Topics included in the morning sessions include discussing how to distinguish process tracing from other methods; including large-n variance-based methods, but also other small-n case-based methods such as analytical narratives and comparative case studies. This is followed by discussions of how processual theories can be developed and improved, focusing on how to capture the activities and their underlying causal linkages in order to understand how a process works and evidence it empirically.
We also discuss how inferences can be made using within-case evidence, and the challenges relating to the evaluation of evidence. We also address questions of case selection, generalization and mixed/multi-methods in the final morning session.
The workshop will be intense and requires the participants to be fully engaged throughout. The indicative timetable is 9-12:30 and 13:30-16:30 approximately.

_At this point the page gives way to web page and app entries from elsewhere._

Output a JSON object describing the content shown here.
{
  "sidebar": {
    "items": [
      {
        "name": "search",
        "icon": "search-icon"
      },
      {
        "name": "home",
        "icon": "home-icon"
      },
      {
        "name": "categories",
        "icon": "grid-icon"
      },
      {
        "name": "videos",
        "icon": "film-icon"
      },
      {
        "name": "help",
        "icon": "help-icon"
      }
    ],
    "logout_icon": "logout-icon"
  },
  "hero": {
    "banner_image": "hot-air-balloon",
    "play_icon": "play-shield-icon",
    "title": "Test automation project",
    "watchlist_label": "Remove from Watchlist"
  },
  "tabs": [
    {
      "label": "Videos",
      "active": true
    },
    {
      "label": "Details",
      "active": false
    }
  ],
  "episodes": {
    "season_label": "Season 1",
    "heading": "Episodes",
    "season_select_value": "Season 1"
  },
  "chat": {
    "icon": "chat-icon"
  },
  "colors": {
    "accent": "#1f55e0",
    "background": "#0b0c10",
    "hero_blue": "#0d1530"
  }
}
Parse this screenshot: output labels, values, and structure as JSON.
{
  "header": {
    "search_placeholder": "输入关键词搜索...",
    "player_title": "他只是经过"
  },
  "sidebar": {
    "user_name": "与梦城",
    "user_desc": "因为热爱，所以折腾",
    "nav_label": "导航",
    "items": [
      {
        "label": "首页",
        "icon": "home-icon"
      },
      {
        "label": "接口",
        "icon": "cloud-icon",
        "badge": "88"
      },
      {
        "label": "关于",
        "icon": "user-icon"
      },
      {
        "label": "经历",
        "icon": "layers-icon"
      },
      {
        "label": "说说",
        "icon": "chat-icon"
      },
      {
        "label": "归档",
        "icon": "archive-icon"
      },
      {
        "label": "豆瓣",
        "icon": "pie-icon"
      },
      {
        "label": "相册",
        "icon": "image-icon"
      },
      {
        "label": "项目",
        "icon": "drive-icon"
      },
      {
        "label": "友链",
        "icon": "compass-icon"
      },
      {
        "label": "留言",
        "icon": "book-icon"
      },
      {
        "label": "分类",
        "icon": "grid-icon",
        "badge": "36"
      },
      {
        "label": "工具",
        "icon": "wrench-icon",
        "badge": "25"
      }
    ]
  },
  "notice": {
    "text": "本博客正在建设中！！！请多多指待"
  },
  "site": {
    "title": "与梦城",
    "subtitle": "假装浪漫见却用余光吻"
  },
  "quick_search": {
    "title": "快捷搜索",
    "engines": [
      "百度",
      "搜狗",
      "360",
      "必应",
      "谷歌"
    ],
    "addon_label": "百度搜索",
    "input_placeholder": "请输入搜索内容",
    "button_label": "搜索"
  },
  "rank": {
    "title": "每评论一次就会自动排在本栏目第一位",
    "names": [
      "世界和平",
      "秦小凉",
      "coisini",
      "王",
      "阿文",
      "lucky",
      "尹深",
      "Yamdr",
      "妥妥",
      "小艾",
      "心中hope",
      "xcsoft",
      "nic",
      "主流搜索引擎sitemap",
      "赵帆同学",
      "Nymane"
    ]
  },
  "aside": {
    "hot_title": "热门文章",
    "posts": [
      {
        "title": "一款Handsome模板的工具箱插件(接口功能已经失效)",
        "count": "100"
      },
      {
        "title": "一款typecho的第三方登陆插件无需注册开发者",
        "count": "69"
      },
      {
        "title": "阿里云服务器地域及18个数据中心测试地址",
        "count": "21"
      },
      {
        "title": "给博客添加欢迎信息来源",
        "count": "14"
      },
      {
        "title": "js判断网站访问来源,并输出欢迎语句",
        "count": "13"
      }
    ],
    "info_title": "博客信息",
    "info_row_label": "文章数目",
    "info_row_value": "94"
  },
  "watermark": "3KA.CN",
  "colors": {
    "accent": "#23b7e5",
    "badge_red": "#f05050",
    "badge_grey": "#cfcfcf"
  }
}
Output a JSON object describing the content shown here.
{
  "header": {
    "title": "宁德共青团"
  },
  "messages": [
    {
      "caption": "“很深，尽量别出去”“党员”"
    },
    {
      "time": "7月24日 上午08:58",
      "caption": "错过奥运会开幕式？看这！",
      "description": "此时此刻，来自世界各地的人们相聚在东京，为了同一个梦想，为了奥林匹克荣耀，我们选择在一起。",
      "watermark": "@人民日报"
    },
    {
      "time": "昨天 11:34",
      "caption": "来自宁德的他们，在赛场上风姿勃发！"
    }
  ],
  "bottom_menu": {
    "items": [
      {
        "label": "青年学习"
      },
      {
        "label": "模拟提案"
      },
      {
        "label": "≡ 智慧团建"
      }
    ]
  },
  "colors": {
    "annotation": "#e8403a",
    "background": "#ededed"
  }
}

The workshop will include various types of activities. Morning sessions will involve lectures and discussions about key methodological issues. In the afternoons, we will discuss aspects of participants' projects, including theories of causal mechanisms and how we can develop testable predictions about evidence that the activities associated with parts of mechanisms might leave in a given case.
The afternoons of Days 1 & 2 will be devoted to presentation and discussion of theories of causal mechanisms prepared by each participant. In the afternoon sessions on Days 3 & 4, we turn to presentation and discussion of observable manifestations of the activities of parts of mechanisms of each participant, followed on Day 5 by a discussion of why participants chose particular cases.
You must be using in-depth case study methods in your current research project (PhD, postdoc or other research), and be advanced enough in your project that you have theoretical conjectures that can be turned into process theories, along with ideas about potential empirical observations that we can work with during the course.
You must be familiar with the recent literature on case study methods (post 2010), and I assume familiarity with basic concepts related to process tracing. In particular, you should have basic knowledge about debates about what causal mechanisms are, along with different types of empirical tests and how they are used in case studies.
About a month ahead of the workshop, the participants will receive a number of preparatory readings that they will be asked to have done before the workshop starts. Submission before the course of a theorised causal mechanism and empirical propositions are required. I will provide information about this well in advance.
Derek Beach is a professor of Political Science at the University of Aarhus, Denmark, where he teaches case study methodology, international relations, and European integration. He has authored articles, chapters, and books on research methodology, referendums, and European integration, and co-authored the books Process-tracing Methods: Foundations and Guidelines and Causal Case Studies (both with University of Michigan Press). He has taught qualitative case study methods at ECPR and IPSA summer and winter schools, held short courses at the APSA annual meeting on Process-tracing and case-based research, and numerous workshops and seminars on process tracing methods throughout the world.